Black’s focus on partnership and communication is evident throughout all her work and in her leadership style—both in her organization and in other areas of her life. Black also encouraged women to apply for positions, even if they might not meet all the qualifications—data shows that men engage in this practice all the time, but women are far less likely to do so.

“My thought process is always, own the space. Walk into the space and own it, remember that you are here because you have something valuable to add, so walk into the space remembering that,” she said.

Kleine is the College Scouting Coordinator for the Minnesota Vikings. In an industry that is highly dominated by men, Kleine has carved out her place as an essential member of the Vikings’ scouting staff.

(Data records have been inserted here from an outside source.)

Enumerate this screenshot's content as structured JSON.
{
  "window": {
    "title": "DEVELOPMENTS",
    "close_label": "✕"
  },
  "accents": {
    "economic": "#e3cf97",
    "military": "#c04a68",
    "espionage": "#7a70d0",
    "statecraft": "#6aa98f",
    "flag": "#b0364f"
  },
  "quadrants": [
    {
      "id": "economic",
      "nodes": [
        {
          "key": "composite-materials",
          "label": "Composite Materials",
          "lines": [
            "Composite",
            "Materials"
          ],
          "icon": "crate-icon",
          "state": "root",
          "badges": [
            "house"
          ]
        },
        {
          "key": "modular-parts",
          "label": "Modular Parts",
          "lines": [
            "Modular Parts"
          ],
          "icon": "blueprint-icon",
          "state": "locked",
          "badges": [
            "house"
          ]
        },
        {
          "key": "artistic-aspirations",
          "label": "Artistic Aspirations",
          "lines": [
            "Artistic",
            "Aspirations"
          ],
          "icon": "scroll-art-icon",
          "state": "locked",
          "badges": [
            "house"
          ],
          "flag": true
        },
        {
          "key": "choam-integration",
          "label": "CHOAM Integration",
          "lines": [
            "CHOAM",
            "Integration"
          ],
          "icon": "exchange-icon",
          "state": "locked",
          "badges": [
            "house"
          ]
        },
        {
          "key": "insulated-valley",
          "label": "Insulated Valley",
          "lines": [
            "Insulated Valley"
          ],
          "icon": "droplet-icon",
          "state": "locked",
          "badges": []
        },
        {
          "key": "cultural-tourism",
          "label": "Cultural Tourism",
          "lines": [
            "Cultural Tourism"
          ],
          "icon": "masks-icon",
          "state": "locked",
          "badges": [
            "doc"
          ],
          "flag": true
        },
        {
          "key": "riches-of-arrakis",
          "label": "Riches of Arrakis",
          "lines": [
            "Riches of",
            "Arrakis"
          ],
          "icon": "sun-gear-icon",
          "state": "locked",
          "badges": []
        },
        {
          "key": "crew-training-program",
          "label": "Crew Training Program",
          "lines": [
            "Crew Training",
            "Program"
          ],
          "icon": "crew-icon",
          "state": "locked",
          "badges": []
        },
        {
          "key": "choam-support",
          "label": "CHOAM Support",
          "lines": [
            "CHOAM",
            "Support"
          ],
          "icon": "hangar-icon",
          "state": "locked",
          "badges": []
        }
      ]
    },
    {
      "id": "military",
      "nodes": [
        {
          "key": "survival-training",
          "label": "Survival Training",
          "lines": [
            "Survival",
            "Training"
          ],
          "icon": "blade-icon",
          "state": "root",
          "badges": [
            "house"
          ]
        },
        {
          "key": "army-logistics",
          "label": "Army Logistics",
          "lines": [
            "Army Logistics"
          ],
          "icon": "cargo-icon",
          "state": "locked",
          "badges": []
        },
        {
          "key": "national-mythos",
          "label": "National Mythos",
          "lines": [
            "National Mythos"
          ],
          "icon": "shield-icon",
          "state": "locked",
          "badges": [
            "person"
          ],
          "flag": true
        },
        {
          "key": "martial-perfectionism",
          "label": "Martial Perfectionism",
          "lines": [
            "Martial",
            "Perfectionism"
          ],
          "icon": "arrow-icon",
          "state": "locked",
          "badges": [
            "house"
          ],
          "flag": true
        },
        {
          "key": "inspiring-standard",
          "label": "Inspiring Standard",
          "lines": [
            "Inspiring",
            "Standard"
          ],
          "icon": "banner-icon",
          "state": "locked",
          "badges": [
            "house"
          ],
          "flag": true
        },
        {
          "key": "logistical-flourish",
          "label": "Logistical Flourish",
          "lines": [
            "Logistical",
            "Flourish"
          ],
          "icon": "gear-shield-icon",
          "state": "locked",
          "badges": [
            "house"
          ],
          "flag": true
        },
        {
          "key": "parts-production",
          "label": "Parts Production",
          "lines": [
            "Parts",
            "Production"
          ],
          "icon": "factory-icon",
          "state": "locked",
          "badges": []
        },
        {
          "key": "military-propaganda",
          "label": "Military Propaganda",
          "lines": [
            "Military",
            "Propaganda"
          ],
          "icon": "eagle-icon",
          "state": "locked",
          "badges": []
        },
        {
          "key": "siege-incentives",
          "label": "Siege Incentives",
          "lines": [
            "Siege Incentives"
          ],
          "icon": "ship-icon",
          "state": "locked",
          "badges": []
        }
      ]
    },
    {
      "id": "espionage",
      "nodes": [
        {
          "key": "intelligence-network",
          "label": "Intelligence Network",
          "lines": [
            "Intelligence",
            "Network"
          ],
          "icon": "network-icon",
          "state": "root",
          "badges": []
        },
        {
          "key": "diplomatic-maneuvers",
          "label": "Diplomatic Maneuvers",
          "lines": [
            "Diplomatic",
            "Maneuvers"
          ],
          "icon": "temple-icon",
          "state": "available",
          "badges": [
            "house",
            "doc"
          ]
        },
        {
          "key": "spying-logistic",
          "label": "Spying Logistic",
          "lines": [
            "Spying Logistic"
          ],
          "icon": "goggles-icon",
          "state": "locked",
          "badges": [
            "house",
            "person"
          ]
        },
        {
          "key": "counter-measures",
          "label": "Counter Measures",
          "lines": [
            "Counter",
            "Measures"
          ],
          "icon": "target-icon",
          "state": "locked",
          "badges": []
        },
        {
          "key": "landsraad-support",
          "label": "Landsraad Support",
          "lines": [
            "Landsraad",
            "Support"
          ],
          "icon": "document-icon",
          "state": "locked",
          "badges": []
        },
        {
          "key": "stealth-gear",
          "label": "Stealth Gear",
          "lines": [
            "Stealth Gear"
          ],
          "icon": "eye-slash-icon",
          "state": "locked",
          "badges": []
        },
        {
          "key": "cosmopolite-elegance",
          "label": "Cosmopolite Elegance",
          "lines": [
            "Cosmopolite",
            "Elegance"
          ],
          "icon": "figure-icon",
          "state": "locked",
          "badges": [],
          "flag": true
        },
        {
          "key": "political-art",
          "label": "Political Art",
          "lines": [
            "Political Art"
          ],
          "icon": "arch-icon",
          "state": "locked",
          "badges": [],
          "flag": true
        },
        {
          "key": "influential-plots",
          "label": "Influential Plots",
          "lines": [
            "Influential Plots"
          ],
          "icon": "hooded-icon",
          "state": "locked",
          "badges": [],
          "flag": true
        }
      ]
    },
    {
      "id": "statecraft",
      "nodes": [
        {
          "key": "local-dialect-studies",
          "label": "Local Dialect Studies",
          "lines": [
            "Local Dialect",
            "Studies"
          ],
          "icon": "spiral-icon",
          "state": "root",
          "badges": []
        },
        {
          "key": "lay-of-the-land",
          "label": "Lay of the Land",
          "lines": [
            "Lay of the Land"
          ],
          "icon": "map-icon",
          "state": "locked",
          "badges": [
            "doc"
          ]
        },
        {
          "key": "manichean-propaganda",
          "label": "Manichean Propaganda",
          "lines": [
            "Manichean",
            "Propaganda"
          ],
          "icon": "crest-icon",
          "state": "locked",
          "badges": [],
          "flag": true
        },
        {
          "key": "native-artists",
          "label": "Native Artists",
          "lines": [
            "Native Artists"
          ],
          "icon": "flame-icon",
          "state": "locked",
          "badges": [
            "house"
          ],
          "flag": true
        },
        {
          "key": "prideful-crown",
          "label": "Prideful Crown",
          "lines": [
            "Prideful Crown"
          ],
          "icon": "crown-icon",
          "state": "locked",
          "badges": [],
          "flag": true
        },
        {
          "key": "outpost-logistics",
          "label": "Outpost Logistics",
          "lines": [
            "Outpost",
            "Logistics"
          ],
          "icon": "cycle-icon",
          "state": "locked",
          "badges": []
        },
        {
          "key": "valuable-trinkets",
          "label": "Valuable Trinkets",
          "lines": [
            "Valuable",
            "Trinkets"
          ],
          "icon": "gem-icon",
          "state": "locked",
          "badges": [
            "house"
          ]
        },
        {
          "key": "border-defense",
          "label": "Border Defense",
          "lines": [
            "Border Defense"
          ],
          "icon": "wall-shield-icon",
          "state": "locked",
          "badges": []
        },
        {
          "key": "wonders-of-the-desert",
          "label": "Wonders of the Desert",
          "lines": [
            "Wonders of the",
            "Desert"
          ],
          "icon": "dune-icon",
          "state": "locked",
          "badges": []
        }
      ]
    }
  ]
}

“Being a female, it is new for some guys when I’m on the road, when I’m at pro days, All Star Games, there’s no other females there,” she said. “I hope that change is coming, but I think they’re getting used to it, and now a lot of the guys around the league know me.”

Kleine discussed how important it is for women in male-dominated workplaces to put themselves forward and ask for more responsibility.

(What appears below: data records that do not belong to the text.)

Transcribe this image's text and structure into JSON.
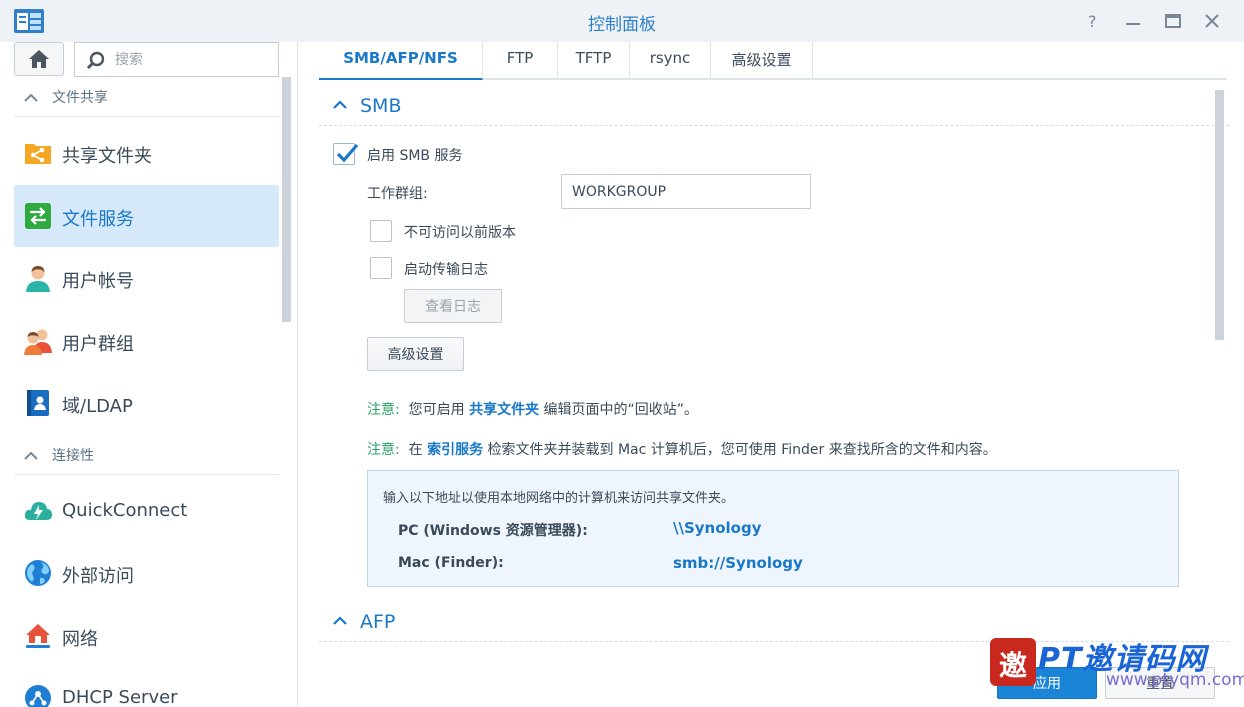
{
  "window": {
    "title": "控制面板",
    "controls": [
      "help-icon",
      "minimize-icon",
      "maximize-icon",
      "close-icon"
    ]
  },
  "sidebar": {
    "search_placeholder": "搜索",
    "sections": [
      {
        "label": "文件共享",
        "items": [
          {
            "label": "共享文件夹",
            "icon": "shared-folder-icon"
          },
          {
            "label": "文件服务",
            "icon": "file-services-icon",
            "active": true
          },
          {
            "label": "用户帐号",
            "icon": "user-icon"
          },
          {
            "label": "用户群组",
            "icon": "group-icon"
          },
          {
            "label": "域/LDAP",
            "icon": "ldap-icon"
          }
        ]
      },
      {
        "label": "连接性",
        "items": [
          {
            "label": "QuickConnect",
            "icon": "quickconnect-icon"
          },
          {
            "label": "外部访问",
            "icon": "globe-icon"
          },
          {
            "label": "网络",
            "icon": "network-icon"
          },
          {
            "label": "DHCP Server",
            "icon": "dhcp-icon"
          }
        ]
      }
    ]
  },
  "tabs": [
    {
      "label": "SMB/AFP/NFS",
      "active": true
    },
    {
      "label": "FTP"
    },
    {
      "label": "TFTP"
    },
    {
      "label": "rsync"
    },
    {
      "label": "高级设置"
    }
  ],
  "smb": {
    "title": "SMB",
    "enable_label": "启用 SMB 服务",
    "enable_checked": true,
    "workgroup_label": "工作群组:",
    "workgroup_value": "WORKGROUP",
    "prev_versions_label": "不可访问以前版本",
    "prev_versions_checked": false,
    "transfer_log_label": "启动传输日志",
    "transfer_log_checked": false,
    "view_log_button": "查看日志",
    "advanced_button": "高级设置",
    "note1": {
      "prefix": "注意:",
      "before": "您可启用",
      "link": "共享文件夹",
      "after": "编辑页面中的“回收站”。"
    },
    "note2": {
      "prefix": "注意:",
      "before": "在",
      "link": "索引服务",
      "after": "检索文件夹并装载到 Mac 计算机后，您可使用 Finder 来查找所含的文件和内容。"
    },
    "info": {
      "intro": "输入以下地址以使用本地网络中的计算机来访问共享文件夹。",
      "rows": [
        {
          "key": "PC (Windows 资源管理器):",
          "value": "\\\\Synology"
        },
        {
          "key": "Mac (Finder):",
          "value": "smb://Synology"
        }
      ]
    }
  },
  "afp": {
    "title": "AFP"
  },
  "footer": {
    "apply": "应用",
    "reset": "重置"
  },
  "watermark": {
    "text": "PT邀请码网",
    "seal": "邀",
    "url": "www.ptyqm.com"
  },
  "colors": {
    "accent": "#1a78c8",
    "note_green": "#2aa06a",
    "active_bg": "#d6e9fb"
  }
}
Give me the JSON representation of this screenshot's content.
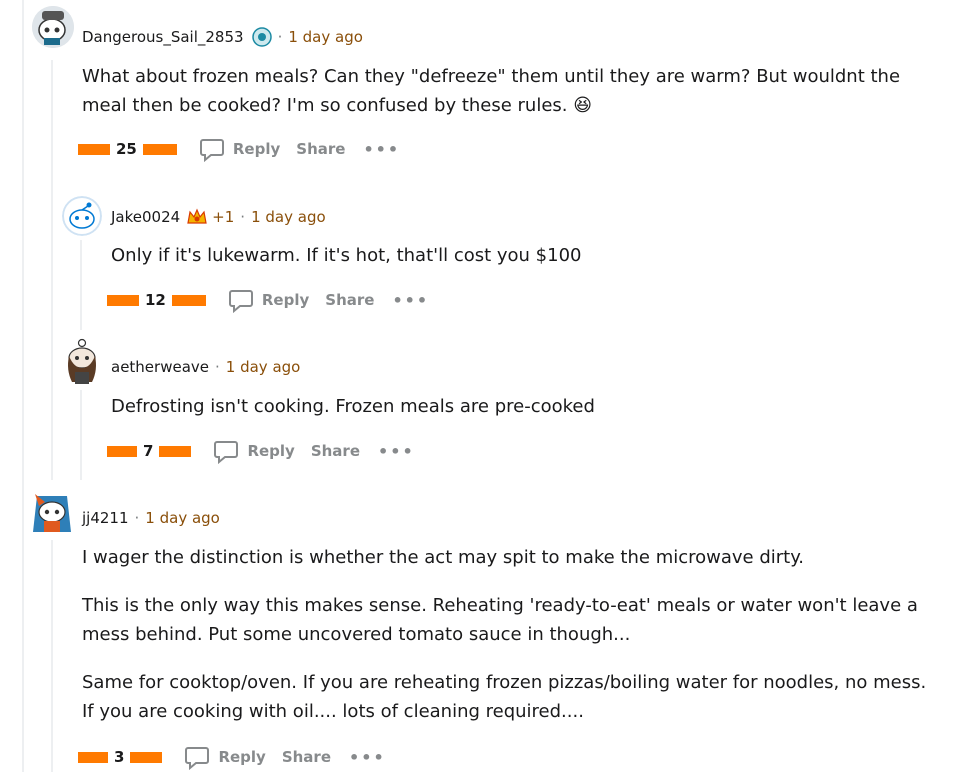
{
  "comments": [
    {
      "username": "Dangerous_Sail_2853",
      "time": "1 day ago",
      "paragraphs": [
        "What about frozen meals? Can they \"defreeze\" them until they are warm? But wouldnt the meal then be cooked? I'm so confused by these rules. 😆"
      ],
      "score": "25",
      "reply_label": "Reply",
      "share_label": "Share",
      "more_label": "•••"
    },
    {
      "username": "Jake0024",
      "flair": "+1",
      "time": "1 day ago",
      "paragraphs": [
        "Only if it's lukewarm. If it's hot, that'll cost you $100"
      ],
      "score": "12",
      "reply_label": "Reply",
      "share_label": "Share",
      "more_label": "•••"
    },
    {
      "username": "aetherweave",
      "time": "1 day ago",
      "paragraphs": [
        "Defrosting isn't cooking. Frozen meals are pre-cooked"
      ],
      "score": "7",
      "reply_label": "Reply",
      "share_label": "Share",
      "more_label": "•••"
    },
    {
      "username": "jj4211",
      "time": "1 day ago",
      "paragraphs": [
        "I wager the distinction is whether the act may spit to make the microwave dirty.",
        "This is the only way this makes sense. Reheating 'ready-to-eat' meals or water won't leave a mess behind. Put some uncovered tomato sauce in though...",
        "Same for cooktop/oven. If you are reheating frozen pizzas/boiling water for noodles, no mess. If you are cooking with oil.... lots of cleaning required...."
      ],
      "score": "3",
      "reply_label": "Reply",
      "share_label": "Share",
      "more_label": "•••"
    }
  ],
  "colors": {
    "vote_bar": "#ff7a00",
    "time": "#8a4f0a",
    "muted": "#878a8c"
  }
}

“I think some people don’t take women seriously because they don’t trust them,” Kleine continued. “So you have to come in, you have to be bold, you have to prove to them, look I’m here to do my job, that’s the only reason I’m here. That’s the being bold part, is standing up for yourself and saying, ‘I’m not here to screw around.’”

Kleine has been supported by her male bosses at the Vikings, but taking a risk and asking, for instance, if she could go on the road to scout college players, a practice that is currently performed almost entirely by men, has been an important factor in her career development. Kleine also underscored the necessity of finding female mentors in the organization and being a mentor herself when the time came.

While the sports world has made progress in supporting women to careers in athletics, most organizations are still highly dominated by men, especially in leadership. Being a pioneer is difficult, and the strength required to do the work these women do cannot be overstated. Diversity in leadership breeds inclusion and equality and is an essential element in building strong and resilient organizations. The 2018 Women’s Spotlight Event honorees are people who any organization would be lucky to have in leadership roles. They completely deserve recognition, but it’s equally important that we work towards a future where women working in sports, institutional policies that support women, and women in leadership positions across industries is the norm rather than the exception. Last night’s event was an inspiring indicator of how far we’ve come, but it was also a reminder of how much work remains to be done.